Book Image

Learning ClojureScript

By : W. David Jarvis, Allen Rohner
Book Image

Learning ClojureScript

By: W. David Jarvis, Allen Rohner

Overview of this book

Clojure is an expressive language that makes it possible to easily tackle complex software development challenges. Its bias toward interactive development has made it a powerful tool, enabling high developer productivity. In this book, you will first learn how to construct an interactive development experience for ClojureScript.. You will be guided through ClojureScript language concepts, looking at the basics first, then being introduced to advanced concepts such as functional programming or macro writing. After that, we elaborate on the subject of single page web applications, showcasing how to build a simple one, then covering different possible enhancements. We move on to study more advanced ClojureScript concepts, where you will be shown how to address some complex algorithmic cases. Finally, you'll learn about optional type-checking for your programs, how you can write portable code, test it, and put the advanced compilation mode of the Google Closure Compiler to good use.
Table of Contents (15 chapters)
Learning ClojureScript
About the Authors
About the Reviewer

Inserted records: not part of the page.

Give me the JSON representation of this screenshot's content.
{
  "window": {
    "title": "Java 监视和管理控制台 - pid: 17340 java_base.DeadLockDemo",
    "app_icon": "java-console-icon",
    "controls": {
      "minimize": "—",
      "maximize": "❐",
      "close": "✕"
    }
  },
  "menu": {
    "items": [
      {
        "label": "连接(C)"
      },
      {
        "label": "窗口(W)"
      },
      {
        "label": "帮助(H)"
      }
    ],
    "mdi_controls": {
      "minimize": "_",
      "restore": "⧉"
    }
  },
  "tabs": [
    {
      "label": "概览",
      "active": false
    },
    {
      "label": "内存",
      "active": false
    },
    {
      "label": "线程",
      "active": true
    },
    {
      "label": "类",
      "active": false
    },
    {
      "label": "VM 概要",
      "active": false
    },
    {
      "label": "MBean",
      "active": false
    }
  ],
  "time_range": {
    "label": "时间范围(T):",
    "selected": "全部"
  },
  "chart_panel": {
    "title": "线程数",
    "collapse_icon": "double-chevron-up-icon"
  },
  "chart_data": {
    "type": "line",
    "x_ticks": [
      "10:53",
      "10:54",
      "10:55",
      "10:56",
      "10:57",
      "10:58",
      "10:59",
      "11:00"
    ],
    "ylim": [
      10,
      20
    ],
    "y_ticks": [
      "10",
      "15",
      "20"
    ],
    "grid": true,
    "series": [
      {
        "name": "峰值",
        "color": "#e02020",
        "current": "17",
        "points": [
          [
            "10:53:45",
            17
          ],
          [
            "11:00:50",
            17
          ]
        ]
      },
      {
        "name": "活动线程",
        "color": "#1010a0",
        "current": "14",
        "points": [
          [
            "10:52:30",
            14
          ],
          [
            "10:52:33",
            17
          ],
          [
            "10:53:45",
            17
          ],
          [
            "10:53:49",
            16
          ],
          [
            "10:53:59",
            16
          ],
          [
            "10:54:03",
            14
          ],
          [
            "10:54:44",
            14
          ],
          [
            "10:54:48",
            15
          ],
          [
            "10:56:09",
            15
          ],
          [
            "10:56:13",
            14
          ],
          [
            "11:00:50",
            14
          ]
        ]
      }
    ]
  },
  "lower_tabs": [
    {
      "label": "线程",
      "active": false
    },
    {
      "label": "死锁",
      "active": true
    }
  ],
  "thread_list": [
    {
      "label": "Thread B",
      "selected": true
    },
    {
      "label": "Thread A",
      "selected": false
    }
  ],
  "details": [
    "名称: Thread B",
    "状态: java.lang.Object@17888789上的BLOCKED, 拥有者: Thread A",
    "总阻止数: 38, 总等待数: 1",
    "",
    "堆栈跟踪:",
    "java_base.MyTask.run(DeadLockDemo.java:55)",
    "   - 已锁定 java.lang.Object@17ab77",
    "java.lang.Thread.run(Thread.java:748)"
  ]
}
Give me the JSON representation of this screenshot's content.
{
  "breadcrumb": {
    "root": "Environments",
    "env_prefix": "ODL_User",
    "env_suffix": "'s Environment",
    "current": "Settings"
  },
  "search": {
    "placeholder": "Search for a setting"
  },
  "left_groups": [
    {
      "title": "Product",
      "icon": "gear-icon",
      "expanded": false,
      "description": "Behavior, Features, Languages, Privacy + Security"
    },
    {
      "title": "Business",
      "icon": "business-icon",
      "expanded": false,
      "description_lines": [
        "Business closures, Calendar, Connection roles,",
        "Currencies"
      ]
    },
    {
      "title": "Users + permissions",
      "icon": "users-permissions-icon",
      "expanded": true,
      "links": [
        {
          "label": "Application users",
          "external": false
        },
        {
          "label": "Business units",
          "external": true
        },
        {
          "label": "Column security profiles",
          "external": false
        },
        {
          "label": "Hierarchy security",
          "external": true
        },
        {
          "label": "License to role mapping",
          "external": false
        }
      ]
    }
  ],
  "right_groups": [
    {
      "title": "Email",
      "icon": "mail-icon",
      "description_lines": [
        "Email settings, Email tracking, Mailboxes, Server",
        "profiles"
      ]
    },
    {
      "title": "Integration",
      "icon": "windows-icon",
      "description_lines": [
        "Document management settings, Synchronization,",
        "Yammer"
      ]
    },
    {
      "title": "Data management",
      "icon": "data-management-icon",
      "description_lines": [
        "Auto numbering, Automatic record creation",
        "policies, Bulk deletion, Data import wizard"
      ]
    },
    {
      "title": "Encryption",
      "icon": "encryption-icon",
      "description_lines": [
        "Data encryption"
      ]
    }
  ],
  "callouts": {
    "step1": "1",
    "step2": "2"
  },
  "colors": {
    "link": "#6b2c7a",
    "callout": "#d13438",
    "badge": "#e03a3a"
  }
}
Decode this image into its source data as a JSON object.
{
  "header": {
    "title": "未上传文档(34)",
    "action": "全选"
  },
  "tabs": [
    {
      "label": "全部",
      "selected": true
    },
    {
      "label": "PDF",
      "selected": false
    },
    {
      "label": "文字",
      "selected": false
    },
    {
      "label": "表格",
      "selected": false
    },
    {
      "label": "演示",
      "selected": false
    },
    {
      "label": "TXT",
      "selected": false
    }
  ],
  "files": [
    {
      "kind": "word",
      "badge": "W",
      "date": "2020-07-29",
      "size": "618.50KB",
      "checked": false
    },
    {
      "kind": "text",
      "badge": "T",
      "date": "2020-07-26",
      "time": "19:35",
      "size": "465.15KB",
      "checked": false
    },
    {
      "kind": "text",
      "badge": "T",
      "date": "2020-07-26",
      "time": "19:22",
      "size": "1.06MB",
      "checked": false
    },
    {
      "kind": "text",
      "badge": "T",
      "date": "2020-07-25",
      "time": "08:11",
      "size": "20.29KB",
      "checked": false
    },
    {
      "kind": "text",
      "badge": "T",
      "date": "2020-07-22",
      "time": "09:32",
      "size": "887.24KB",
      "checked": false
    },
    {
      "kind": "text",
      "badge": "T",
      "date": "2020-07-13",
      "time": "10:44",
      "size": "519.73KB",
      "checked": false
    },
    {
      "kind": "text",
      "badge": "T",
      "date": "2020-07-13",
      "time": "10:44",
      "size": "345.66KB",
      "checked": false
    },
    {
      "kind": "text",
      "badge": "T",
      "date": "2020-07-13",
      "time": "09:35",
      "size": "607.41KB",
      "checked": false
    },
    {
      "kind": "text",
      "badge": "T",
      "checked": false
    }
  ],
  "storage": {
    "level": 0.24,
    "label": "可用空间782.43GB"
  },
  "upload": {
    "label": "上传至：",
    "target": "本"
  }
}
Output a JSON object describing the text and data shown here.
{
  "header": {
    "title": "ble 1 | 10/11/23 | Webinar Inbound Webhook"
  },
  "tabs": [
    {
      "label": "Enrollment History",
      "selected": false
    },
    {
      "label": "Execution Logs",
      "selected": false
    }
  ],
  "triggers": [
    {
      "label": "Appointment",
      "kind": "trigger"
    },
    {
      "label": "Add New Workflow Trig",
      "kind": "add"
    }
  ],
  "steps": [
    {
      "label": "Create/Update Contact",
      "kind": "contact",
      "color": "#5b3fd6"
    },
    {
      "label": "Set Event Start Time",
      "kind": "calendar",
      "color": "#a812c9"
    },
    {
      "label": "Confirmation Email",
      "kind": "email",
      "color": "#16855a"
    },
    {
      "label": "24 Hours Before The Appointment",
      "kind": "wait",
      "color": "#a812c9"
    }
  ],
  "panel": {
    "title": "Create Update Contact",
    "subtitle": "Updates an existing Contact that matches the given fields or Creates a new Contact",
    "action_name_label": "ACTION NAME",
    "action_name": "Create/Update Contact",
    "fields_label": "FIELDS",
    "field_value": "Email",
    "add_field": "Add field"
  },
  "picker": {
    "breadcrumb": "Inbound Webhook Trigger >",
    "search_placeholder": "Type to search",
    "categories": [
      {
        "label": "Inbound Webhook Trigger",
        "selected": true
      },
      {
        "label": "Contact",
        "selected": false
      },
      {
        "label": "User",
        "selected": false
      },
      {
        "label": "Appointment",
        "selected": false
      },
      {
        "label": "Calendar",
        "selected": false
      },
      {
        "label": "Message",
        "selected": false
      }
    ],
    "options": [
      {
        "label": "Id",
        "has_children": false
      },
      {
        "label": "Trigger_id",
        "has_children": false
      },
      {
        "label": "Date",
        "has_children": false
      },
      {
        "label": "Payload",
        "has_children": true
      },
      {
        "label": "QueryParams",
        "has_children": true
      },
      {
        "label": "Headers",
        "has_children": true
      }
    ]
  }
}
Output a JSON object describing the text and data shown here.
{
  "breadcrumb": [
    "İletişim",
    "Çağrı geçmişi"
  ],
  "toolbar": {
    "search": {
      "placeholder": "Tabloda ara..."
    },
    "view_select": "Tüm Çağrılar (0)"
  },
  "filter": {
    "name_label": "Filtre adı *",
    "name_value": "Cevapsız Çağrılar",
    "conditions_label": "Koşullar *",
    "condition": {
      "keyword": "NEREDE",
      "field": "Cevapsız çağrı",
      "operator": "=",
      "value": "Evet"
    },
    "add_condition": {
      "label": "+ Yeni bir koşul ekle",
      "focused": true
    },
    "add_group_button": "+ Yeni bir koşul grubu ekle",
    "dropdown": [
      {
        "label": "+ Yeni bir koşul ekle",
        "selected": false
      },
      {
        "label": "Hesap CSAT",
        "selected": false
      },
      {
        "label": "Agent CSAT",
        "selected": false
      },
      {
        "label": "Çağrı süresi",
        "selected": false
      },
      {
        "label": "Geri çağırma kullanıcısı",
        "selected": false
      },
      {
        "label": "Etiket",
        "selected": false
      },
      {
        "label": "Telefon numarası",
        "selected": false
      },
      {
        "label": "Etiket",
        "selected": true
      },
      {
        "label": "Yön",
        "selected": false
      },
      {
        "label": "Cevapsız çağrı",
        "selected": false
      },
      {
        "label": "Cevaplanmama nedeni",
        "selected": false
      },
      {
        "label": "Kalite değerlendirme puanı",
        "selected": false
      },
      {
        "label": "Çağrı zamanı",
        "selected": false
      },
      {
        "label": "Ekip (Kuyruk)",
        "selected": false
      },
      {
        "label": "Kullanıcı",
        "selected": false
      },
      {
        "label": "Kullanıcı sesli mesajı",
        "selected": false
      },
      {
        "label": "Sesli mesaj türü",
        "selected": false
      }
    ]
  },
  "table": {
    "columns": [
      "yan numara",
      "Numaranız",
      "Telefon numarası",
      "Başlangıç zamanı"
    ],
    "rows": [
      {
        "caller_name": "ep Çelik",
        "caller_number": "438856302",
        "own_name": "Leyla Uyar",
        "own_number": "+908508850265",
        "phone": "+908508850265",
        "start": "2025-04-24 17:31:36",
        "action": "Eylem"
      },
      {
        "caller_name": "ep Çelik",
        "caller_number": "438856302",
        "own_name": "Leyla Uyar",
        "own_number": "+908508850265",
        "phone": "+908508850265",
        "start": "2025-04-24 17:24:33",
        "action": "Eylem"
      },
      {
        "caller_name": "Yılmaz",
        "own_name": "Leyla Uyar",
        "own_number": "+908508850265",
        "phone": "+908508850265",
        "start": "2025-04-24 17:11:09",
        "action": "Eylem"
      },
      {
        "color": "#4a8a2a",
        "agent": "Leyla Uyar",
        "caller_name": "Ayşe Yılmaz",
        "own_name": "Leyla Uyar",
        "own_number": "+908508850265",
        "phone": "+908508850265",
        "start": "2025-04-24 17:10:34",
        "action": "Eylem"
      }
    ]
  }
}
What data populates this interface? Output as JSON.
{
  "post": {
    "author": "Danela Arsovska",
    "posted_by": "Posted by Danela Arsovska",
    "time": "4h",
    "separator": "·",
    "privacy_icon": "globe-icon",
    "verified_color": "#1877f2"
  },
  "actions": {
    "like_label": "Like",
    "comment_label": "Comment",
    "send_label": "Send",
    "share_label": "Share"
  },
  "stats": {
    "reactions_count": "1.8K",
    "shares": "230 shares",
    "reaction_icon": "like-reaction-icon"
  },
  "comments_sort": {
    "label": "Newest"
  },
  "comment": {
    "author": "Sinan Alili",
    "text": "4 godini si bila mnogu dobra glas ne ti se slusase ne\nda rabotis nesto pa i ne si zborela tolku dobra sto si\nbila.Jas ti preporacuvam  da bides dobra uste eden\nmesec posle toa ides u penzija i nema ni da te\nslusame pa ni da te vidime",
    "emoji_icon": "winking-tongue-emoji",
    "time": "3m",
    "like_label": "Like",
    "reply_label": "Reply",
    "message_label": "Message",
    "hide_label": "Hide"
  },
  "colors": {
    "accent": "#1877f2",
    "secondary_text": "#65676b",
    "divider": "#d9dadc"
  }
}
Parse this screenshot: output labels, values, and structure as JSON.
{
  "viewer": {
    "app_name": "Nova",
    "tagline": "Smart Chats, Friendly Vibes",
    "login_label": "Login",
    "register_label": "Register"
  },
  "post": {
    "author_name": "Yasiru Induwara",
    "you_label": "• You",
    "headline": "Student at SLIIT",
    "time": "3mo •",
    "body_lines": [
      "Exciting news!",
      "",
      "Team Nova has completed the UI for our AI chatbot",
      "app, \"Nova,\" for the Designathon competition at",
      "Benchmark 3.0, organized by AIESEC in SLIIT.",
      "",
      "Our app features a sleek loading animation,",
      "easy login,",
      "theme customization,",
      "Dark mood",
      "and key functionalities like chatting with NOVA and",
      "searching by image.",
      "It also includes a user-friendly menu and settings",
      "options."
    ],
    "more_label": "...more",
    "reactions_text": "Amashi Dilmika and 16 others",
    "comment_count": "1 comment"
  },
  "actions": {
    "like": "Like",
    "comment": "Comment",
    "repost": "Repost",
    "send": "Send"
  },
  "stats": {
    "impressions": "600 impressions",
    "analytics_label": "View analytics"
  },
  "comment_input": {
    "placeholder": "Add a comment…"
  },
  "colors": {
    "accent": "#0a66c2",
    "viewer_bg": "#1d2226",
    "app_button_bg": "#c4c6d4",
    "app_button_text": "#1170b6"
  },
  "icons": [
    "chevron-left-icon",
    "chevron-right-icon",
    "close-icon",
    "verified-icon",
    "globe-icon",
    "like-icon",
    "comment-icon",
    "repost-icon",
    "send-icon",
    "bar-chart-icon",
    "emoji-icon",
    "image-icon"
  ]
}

Now that you've had a basic introduction to ClojureScript's data structures, let's talk a bit about immutability. Almost all of ClojureScript's data types are immutable, which means that once they're defined, including them in an expression won't change their underlying value. This concept can take a bit of getting used to, so let's take a look at a few examples. As a point of contrast, we'll use JavaScript as an example of a language where data types are mutable.

Let's start with an example using a vector. First, we'll define a vector with one element in it, the integer 1:

cljs.user=> (def x [1])
;; => #'cljs.user/x

Now, we'll call conj on x. We've already talked a bit about how conj works earlier in this chapter, but just to review, the conj function returns a new vector that consists of the original vector with any of the following arguments added to the original vector:

cljs.user=> (conj x 2)
;; => [1 2]

Notice that the value of x itself hasn't changed-it's still...